Financial emergencies always seem to occur at the wrong time. But you can do your best to expect upcoming expenses. If you’re driving an older car, or your refrigerator has seen its better days, start saving up to replace the item. You may also want to start keeping an eye out for good deals on the replacement.
Set up an emergency fund
An even better strategy is to have an emergency savings fund. Set up a savings account and add to it monthly. A good rule of thumb is to have at least $1000 in an emergency fun but to be comfortable, at least $2500 would be best. Use it only for completely unexpected expenses. Make sure you know what’s in the account and once you have to take money out of it, replace it as soon as possible.
Recovering after an expense
This brings us to a good point. Here’s how to recover after that expense. Go over your budget (you have one of those, right?) and look to see if you can temporarily cut back on some things. Cut down on your grocery spending. Stop ordering takeout every Friday night and make your meal at home instead. Skip a night out on the town and watch a couple of movies on Netflix instead of going to the cinema.

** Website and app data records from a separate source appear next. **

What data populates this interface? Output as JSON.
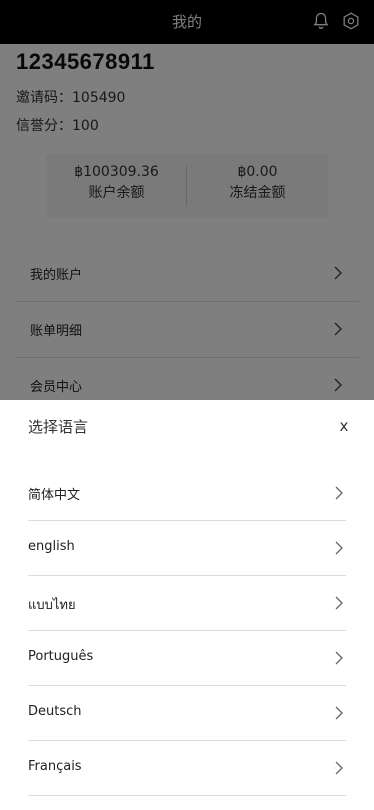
{
  "header": {
    "title": "我的"
  },
  "profile": {
    "user_id": "12345678911",
    "invite_code_label": "邀请码：",
    "invite_code": "105490",
    "credit_label": "信誉分：",
    "credit_score": "100"
  },
  "balances": {
    "account": {
      "amount": "฿100309.36",
      "label": "账户余额"
    },
    "frozen": {
      "amount": "฿0.00",
      "label": "冻结金额"
    }
  },
  "menu": {
    "items": [
      {
        "label": "我的账户"
      },
      {
        "label": "账单明细"
      },
      {
        "label": "会员中心"
      }
    ]
  },
  "language_sheet": {
    "title": "选择语言",
    "close": "x",
    "options": [
      {
        "label": "简体中文"
      },
      {
        "label": "english"
      },
      {
        "label": "แบบไทย"
      },
      {
        "label": "Português"
      },
      {
        "label": "Deutsch"
      },
      {
        "label": "Français"
      }
    ]
  },
  "icons": {
    "bell": "bell-icon",
    "settings": "gear-icon",
    "chevron": "chevron-right-icon"
  }
}
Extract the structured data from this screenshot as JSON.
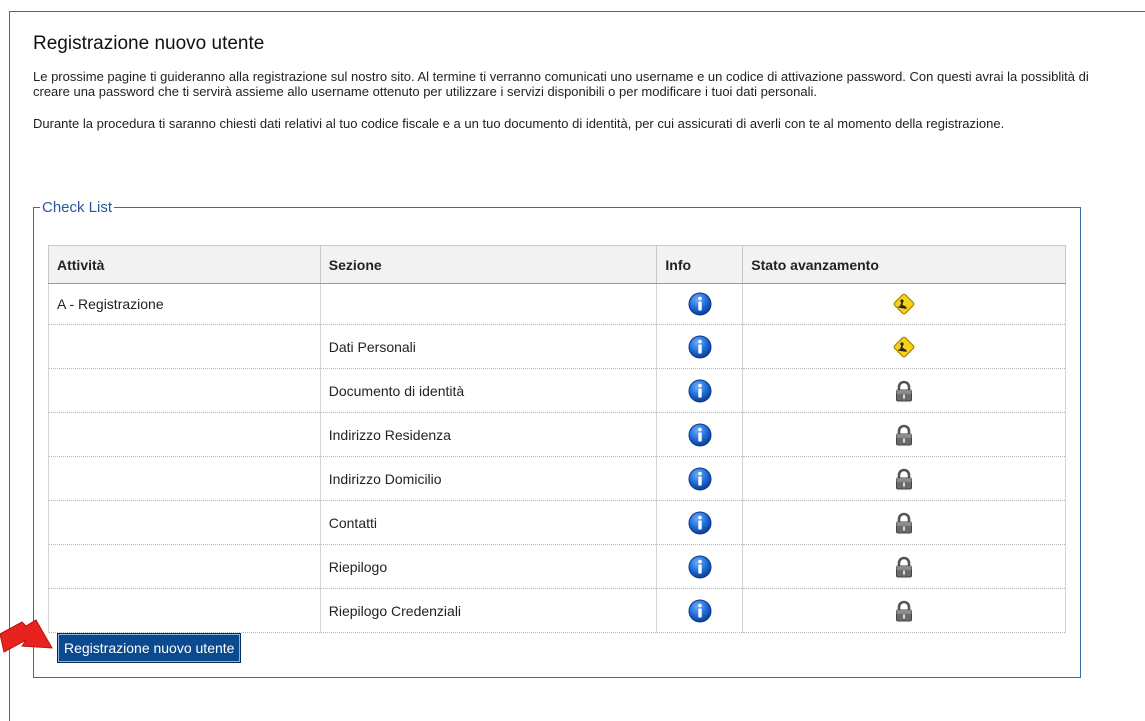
{
  "page": {
    "title": "Registrazione nuovo utente",
    "intro_p1": "Le prossime pagine ti guideranno alla registrazione sul nostro sito. Al termine ti verranno comunicati uno username e un codice di attivazione password. Con questi avrai la possiblità di creare una password che ti servirà assieme allo username ottenuto per utilizzare i servizi disponibili o per modificare i tuoi dati personali.",
    "intro_p2": "Durante la procedura ti saranno chiesti dati relativi al tuo codice fiscale e a un tuo documento di identità, per cui assicurati di averli con te al momento della registrazione."
  },
  "checklist": {
    "legend": "Check List",
    "headers": {
      "attivita": "Attività",
      "sezione": "Sezione",
      "info": "Info",
      "stato": "Stato avanzamento"
    },
    "rows": [
      {
        "attivita": "A - Registrazione",
        "sezione": "",
        "info_icon": "info-icon",
        "status": "in-progress"
      },
      {
        "attivita": "",
        "sezione": "Dati Personali",
        "info_icon": "info-icon",
        "status": "in-progress"
      },
      {
        "attivita": "",
        "sezione": "Documento di identità",
        "info_icon": "info-icon",
        "status": "locked"
      },
      {
        "attivita": "",
        "sezione": "Indirizzo Residenza",
        "info_icon": "info-icon",
        "status": "locked"
      },
      {
        "attivita": "",
        "sezione": "Indirizzo Domicilio",
        "info_icon": "info-icon",
        "status": "locked"
      },
      {
        "attivita": "",
        "sezione": "Contatti",
        "info_icon": "info-icon",
        "status": "locked"
      },
      {
        "attivita": "",
        "sezione": "Riepilogo",
        "info_icon": "info-icon",
        "status": "locked"
      },
      {
        "attivita": "",
        "sezione": "Riepilogo Credenziali",
        "info_icon": "info-icon",
        "status": "locked"
      }
    ]
  },
  "actions": {
    "register_label": "Registrazione nuovo utente"
  },
  "colors": {
    "accent": "#3c6aa4",
    "button_bg": "#0b4a8f",
    "arrow": "#e8231f",
    "info_blue": "#1d6ad6",
    "warning_yellow": "#f6d21a"
  }
}
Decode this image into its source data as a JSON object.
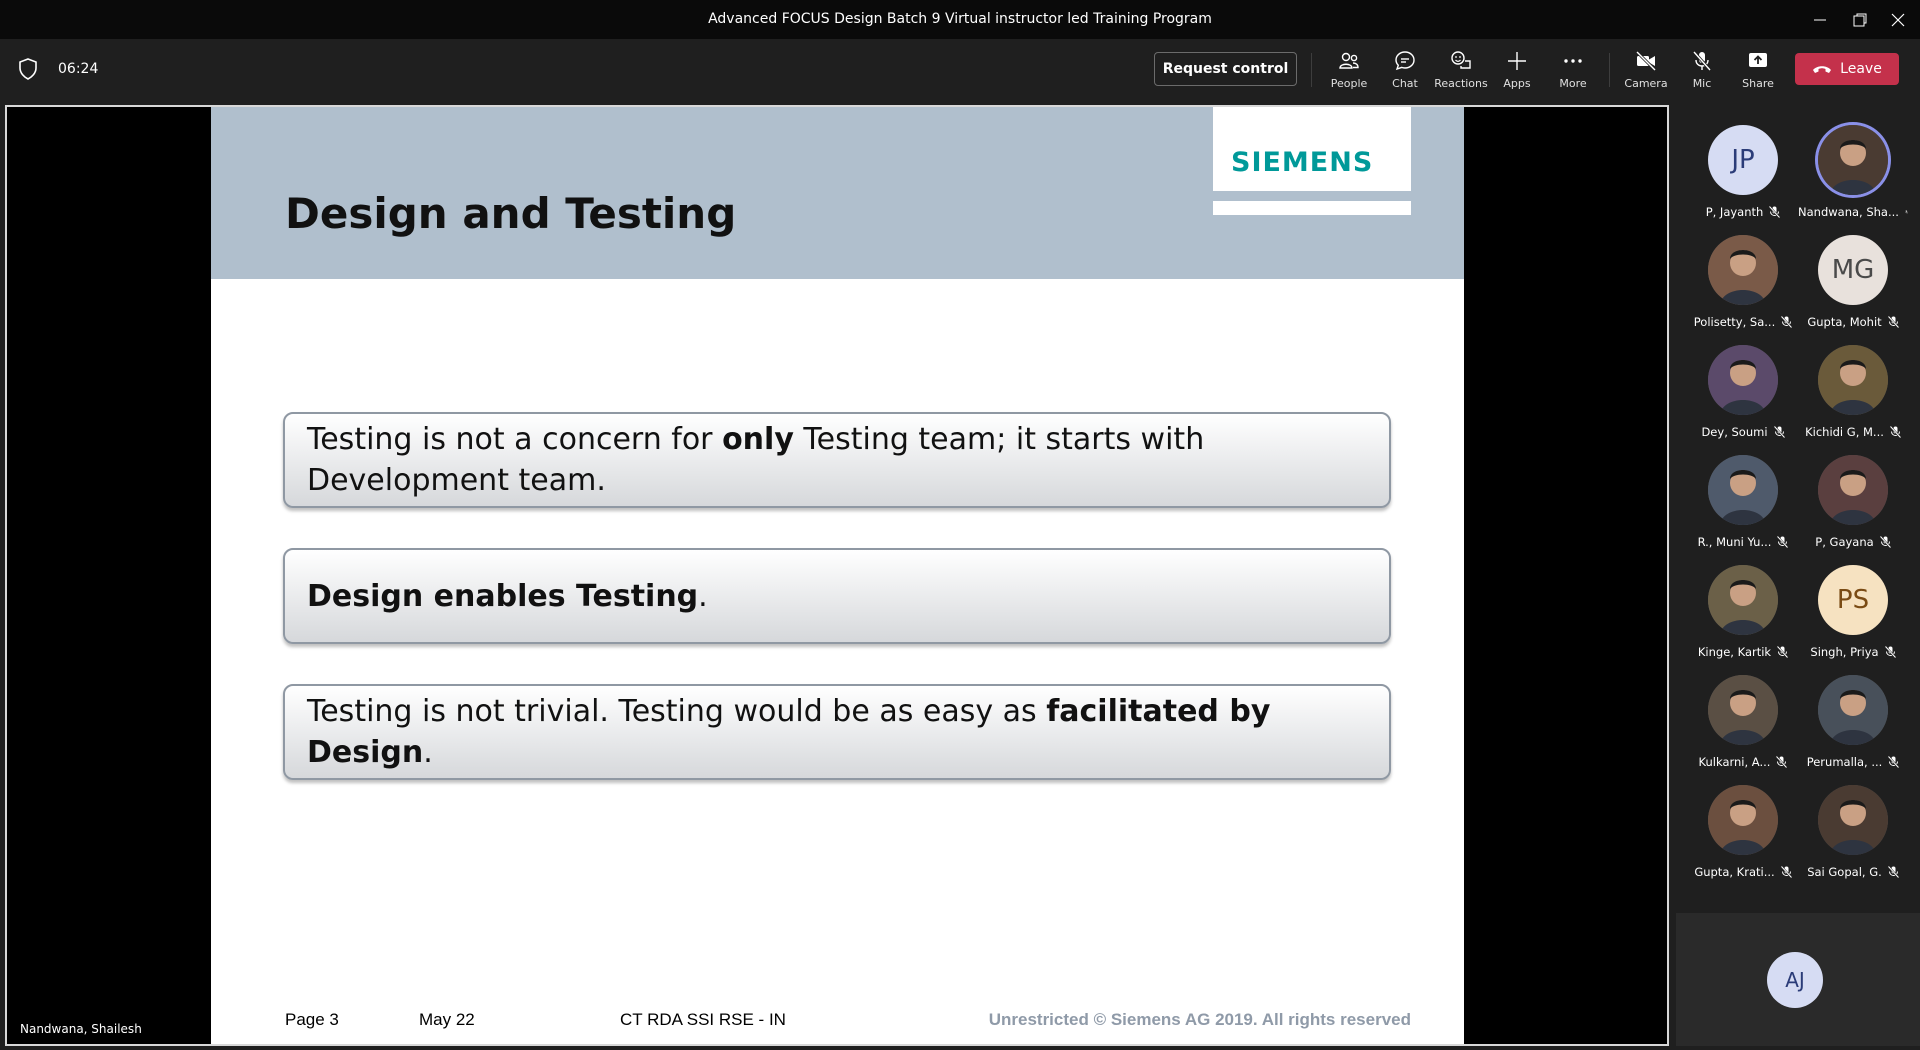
{
  "window": {
    "title": "Advanced FOCUS Design Batch 9 Virtual instructor led Training Program"
  },
  "toolbar": {
    "timer": "06:24",
    "request_control": "Request control",
    "buttons": {
      "people": "People",
      "chat": "Chat",
      "reactions": "Reactions",
      "apps": "Apps",
      "more": "More",
      "camera": "Camera",
      "mic": "Mic",
      "share": "Share"
    },
    "leave": "Leave"
  },
  "stage": {
    "presenter_name": "Nandwana, Shailesh"
  },
  "slide": {
    "logo": "SIEMENS",
    "title": "Design and Testing",
    "box1": {
      "pre": "Testing is not a concern for ",
      "bold": "only",
      "post": " Testing team; it starts with Development team."
    },
    "box2": {
      "bold": "Design enables Testing",
      "post": "."
    },
    "box3": {
      "pre": "Testing is not trivial. Testing would be as easy as ",
      "bold": "facilitated by Design",
      "post": "."
    },
    "footer": {
      "page": "Page 3",
      "date": "May 22",
      "dept": "CT RDA SSI RSE - IN",
      "rights": "Unrestricted © Siemens AG 2019. All rights reserved"
    }
  },
  "participants": [
    {
      "name": "P, Jayanth",
      "initials": "JP",
      "style": "init-blue"
    },
    {
      "name": "Nandwana, Sha...",
      "initials": "",
      "style": "photo"
    },
    {
      "name": "Polisetty, Sa...",
      "initials": "",
      "style": "photo"
    },
    {
      "name": "Gupta, Mohit",
      "initials": "MG",
      "style": "init-grey"
    },
    {
      "name": "Dey, Soumi",
      "initials": "",
      "style": "photo"
    },
    {
      "name": "Kichidi G, M...",
      "initials": "",
      "style": "photo"
    },
    {
      "name": "R., Muni Yu...",
      "initials": "",
      "style": "photo"
    },
    {
      "name": "P, Gayana",
      "initials": "",
      "style": "photo"
    },
    {
      "name": "Kinge, Kartik",
      "initials": "",
      "style": "photo"
    },
    {
      "name": "Singh, Priya",
      "initials": "PS",
      "style": "init-peach"
    },
    {
      "name": "Kulkarni, A...",
      "initials": "",
      "style": "photo"
    },
    {
      "name": "Perumalla, ...",
      "initials": "",
      "style": "photo"
    },
    {
      "name": "Gupta, Krati...",
      "initials": "",
      "style": "photo"
    },
    {
      "name": "Sai Gopal, G.",
      "initials": "",
      "style": "photo"
    }
  ],
  "self": {
    "initials": "AJ"
  },
  "colors": {
    "leave": "#c4314b",
    "siemens": "#009999",
    "slide_header": "#b0bfcd"
  }
}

Use the money you’re not spending for the next few months to refill your emergency fund. For an extra boost, figure out some ways you could make that money back quickly. Work a few hours of overtime or do a few freelance projects. You can even pick up a part-time job to get back on track fast.
But what do you do when the expense comes up before you had a chance to set up the emergency fund? Take a deep breath and assess the situation. Can you make do without the item for a little while? Long enough to scrape together the funds to repair or replace it. If it’s the dishwasher, that’s easy. You can wash dishes by hand for a little while. If it’s the fridge or the car you rely on to get you to work each day, that’s a different story.
If you need the item that broke, check if it would be less expensive to repair than replace. Find a friend or neighbor who can fix cars and arrange to reimburse them at a later time. Even if it isn’t the perfect solution, it may get you to work until you can save up for a different car.
What to do if you don’t have an emergency fund?
Shuffle your money around. And if there is no other option, charge it to the credit card with the lowest interest rate and get to work. Your only goal right now is to pay off that expense. If you put every penny of discretionary income into your emergency fund, you’ll be on your way before you know it.
Once your bills and credit cards are paid off, do what you can to get that emergency fund set up. Because you know something else will break down the road.
In a perfect world, we’d all be prepared for the unexpected but things happen. It’s beyond our control and emergencies are bound to happen sooner or later. The point is, you need to be prepared for whenever the unexpected happens. Even if it’s $500 saved in an account, you’ll be glad to have it when you need it.
How do you prepare for unexpected expenses? Leave a comment below!